• _Activity_
When a line below holds the string "None", show that line.

─── Given records

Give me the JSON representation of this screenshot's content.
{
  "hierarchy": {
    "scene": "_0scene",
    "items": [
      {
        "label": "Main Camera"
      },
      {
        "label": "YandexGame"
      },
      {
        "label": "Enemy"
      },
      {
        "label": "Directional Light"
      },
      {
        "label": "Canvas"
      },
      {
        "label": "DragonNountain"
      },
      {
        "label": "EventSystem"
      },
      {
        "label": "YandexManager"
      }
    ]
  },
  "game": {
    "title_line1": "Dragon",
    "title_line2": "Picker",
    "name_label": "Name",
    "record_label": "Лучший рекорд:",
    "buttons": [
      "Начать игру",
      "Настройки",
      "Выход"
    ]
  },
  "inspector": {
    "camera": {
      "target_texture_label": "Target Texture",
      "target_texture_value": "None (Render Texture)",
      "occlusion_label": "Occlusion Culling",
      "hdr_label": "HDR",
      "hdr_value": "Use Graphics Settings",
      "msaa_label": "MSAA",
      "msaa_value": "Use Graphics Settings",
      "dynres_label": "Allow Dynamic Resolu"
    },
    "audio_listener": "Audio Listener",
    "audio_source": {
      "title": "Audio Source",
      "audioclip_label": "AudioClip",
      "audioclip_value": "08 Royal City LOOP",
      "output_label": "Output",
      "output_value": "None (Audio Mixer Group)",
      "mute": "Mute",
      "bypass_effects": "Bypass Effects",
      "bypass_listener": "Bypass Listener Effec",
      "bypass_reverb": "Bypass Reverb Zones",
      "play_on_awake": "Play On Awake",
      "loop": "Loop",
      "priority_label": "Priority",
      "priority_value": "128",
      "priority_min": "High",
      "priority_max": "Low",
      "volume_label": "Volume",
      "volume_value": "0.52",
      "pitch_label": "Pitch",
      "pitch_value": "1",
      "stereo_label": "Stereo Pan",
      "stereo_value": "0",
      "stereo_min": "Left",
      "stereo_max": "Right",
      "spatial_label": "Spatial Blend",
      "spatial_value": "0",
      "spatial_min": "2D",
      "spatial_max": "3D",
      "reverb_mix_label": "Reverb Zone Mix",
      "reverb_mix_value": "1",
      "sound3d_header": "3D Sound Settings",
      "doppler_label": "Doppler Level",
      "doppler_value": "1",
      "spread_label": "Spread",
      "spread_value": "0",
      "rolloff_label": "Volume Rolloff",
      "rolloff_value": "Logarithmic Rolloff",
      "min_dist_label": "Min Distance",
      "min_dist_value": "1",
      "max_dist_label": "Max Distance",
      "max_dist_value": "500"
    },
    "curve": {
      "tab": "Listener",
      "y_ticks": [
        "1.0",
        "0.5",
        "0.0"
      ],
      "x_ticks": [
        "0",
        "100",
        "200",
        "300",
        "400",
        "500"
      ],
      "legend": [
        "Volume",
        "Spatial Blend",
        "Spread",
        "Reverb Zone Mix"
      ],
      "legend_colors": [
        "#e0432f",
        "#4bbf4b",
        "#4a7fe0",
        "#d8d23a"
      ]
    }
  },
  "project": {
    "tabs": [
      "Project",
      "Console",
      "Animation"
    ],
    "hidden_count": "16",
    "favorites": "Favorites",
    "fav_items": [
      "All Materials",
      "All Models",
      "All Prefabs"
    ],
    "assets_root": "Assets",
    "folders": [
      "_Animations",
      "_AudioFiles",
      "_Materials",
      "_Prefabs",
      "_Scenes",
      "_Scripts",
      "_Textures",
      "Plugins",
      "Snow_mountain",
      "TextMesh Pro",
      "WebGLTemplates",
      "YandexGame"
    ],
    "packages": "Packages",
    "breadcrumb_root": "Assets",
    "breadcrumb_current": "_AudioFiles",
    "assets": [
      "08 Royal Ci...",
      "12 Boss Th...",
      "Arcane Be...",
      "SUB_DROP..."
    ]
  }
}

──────

• _Problem solution_
      "target_texture_value": "None (Render Texture)",
      "output_value": "None (Audio Mixer Group)",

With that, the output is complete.